My name is Ocean and I’m doing a guest post for Alana today. I’ll start by telling you that I’m a blessed high school freshman using one hundred percent home school curriculum. I’ll earn my high school diploma by sitting at my kitchen table for three to five hours every weekday, working almost completely independently toward my dream of becoming a mother, teacher, homesteader, and, prayerfully, an author on the side.
It’s on my heart today to talk about children.
One of the things that I don’t like about public schools is the way the classes are set up. A student will leave their house at a very early hour and spend the best part of their day with few more than people their own age. It’s only natural that when they come home, the last thing they want to do is spend time with their family – their younger or older siblings – their parents.
Consider how most families are these days. Both the husband and wife usually have full time jobs. When they decide to have children, the mother will usually take a few weeks off of work to care for her baby. But then, the child goes to a daycare all day long and, as they grow up and go into public school – usually at only four years, these days – they’re already caught in the pattern of being around people their age all day long.

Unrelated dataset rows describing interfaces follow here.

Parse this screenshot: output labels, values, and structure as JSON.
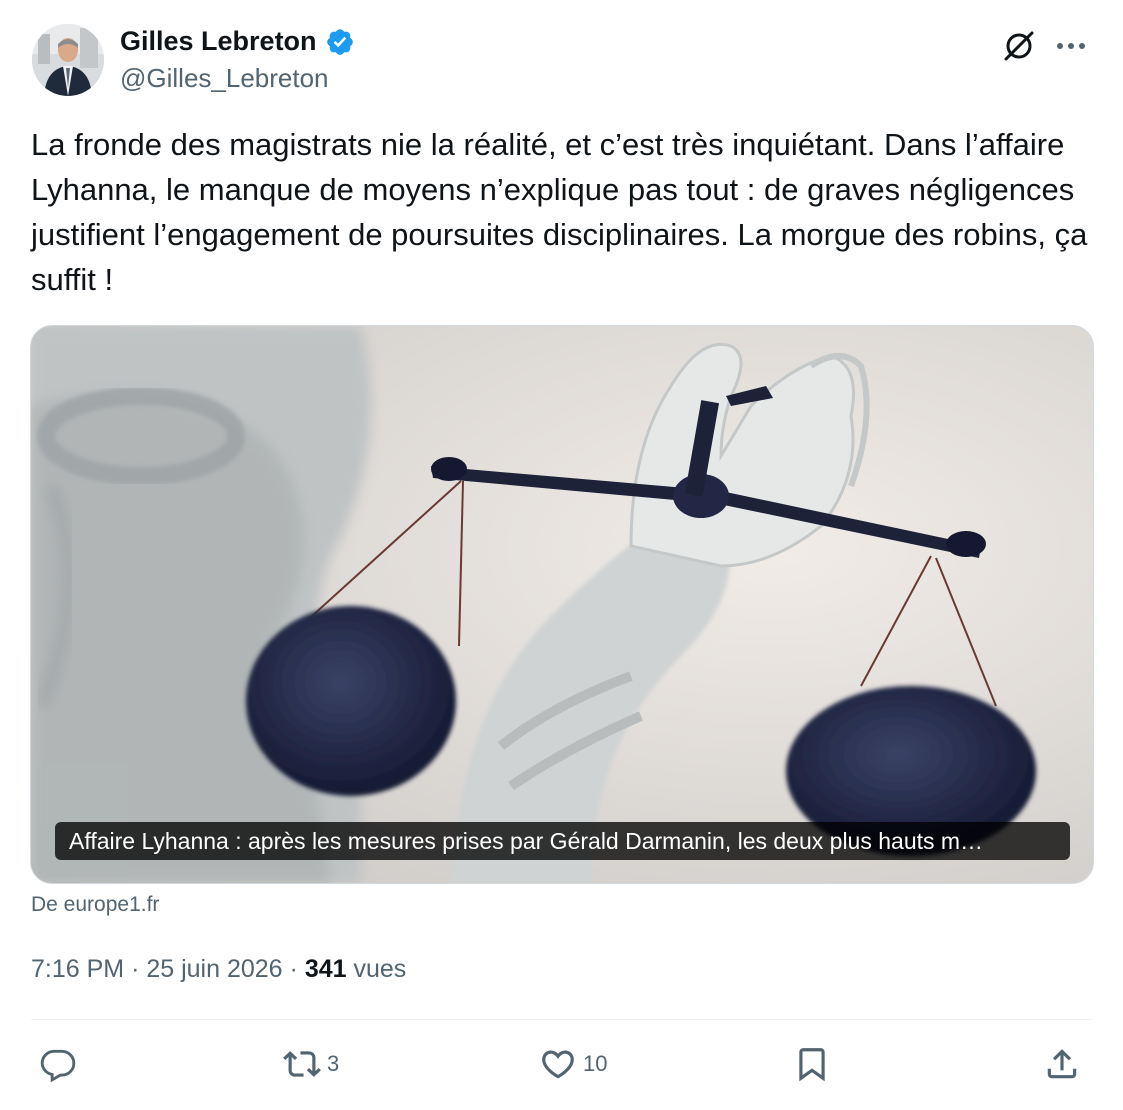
{
  "author": {
    "name": "Gilles Lebreton",
    "handle": "@Gilles_Lebreton",
    "verified": true,
    "verified_color": "#1d9bf0"
  },
  "header_icons": {
    "grok": "grok-icon",
    "more": "more-icon"
  },
  "tweet": {
    "text": "La fronde des magistrats nie la réalité, et c’est très inquiétant. Dans l’affaire Lyhanna, le manque de moyens n’explique pas tout : de graves négligences justifient l’engagement de poursuites disciplinaires. La morgue des robins, ça suffit !"
  },
  "card": {
    "caption": "Affaire Lyhanna : après les mesures prises par Gérald Darmanin, les deux plus hauts m…",
    "source": "De europe1.fr",
    "image_subject": "statue hand holding scales of justice"
  },
  "meta": {
    "time": "7:16 PM",
    "separator": "·",
    "date": "25 juin 2026",
    "views_count": "341",
    "views_label": "vues"
  },
  "actions": {
    "reply_count": "",
    "retweet_count": "3",
    "like_count": "10",
    "icon_color": "#536471"
  }
}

I have a memory from when I was six years old. My neighbor was eight. We always played together, nearly every day. She was one of my best friends. One day, she invited me to her birthday party and sleep over with her and a few other friends. I was so excited. My parents allowed me to go; it was only next door, after all. On the specified date, I came to her house. She and three other friends from her school were playing outside. I joined them; they seemed excited to see me. Near an hour later, they started inside. I followed, only to have the door shut in my face. My knock was answered with a “you aren’t invited, Ocean.” I didn’t really feel welcome at their house anymore.
I’ve also seen sophomores in high school ignore a freshman. I’ve seen eighth graders pretend the sixth grader isn’t standing there. I’ve seen seven-year-olds refuse to play with five-year-olds just because of their age difference. It’s a very sad sight. People can learn from people older than them, and younger than them.
Oh, and there’s also another thing.
Younger people naturally look up to older people. A shy little child that hasn’t said a word to you may look to you for how to behave, and you don’t even know it. You could be responsible for how they act in the future. I’ll admit right now that, even at fourteen, I definitely look up to people. I prefer mature adults to people my age. I do, though, have a bigger sense of right and wrong than little children do. I can look at someone and know not to dress that way, or act in that manner. But little children usually don’t. You have such a huge opportunity to lead those little lives to their Savior. The “friend” that uninvited me to her birthday party had a sister. She’s four years younger than me, and her family is Jehovah’s Witness. I had the opportunity to share what I believe with her, and took it. Now, she’s a strong Christian, and has been for the last three years. You can do that, too.
Alana and I are three years apart. After my neighbor decided I wasn't "cool enough", I was very nervous about Alana, at the home school group where we met. I was eleven; fourteen seemed so much bigger. It seemed like there was no way we could ever be friends. But, of course, I found myself spending the night at her house less than a year after I dared to say something to her. I know how special I feel when I know that I'm her friend. It makes me want to flip a little girl over my shoulder when she asks me to hold her. It makes me want to write a letter to the little boy that felt left out in the last game we played in Sunday school. It makes a meaning in the mess of paint on the picture that the little child made just for you.
Overall, children are altogether precious. They’re little innocent lives that love you unconditionally. They want to play with you. They want you to be their friend. There are four girls – eleven, seven, five, and four – that live across the street from me. They love it when I make them cookies, bounce them higher than they ever could themselves on their trampoline, watch a movie with them, or whatever they may want to do. Last Friday evening, a sweet little four-year-old girl gave me a purple glittery bracelet. I didn't want to take it off; it was such a simple, sweet little gift. When I wore it to church the following Sunday morning, and thanked her for it a second time, she ran to her mom and whispered loud enough that I heard, “Mommy, Ocean is wearing her bracelet!” It’s those days you’ll never forget; it’s those stories you’ll tell them when they’re teenagers; it’s those memories that will make you feel old on their wedding day.
|My little brothers, two and seven, playing swords... and shields and light sabers and cowboy hats...|
Children are precious virtues. Lead them. Love them. Be their friend. The reward is priceless.
Jesus loves you,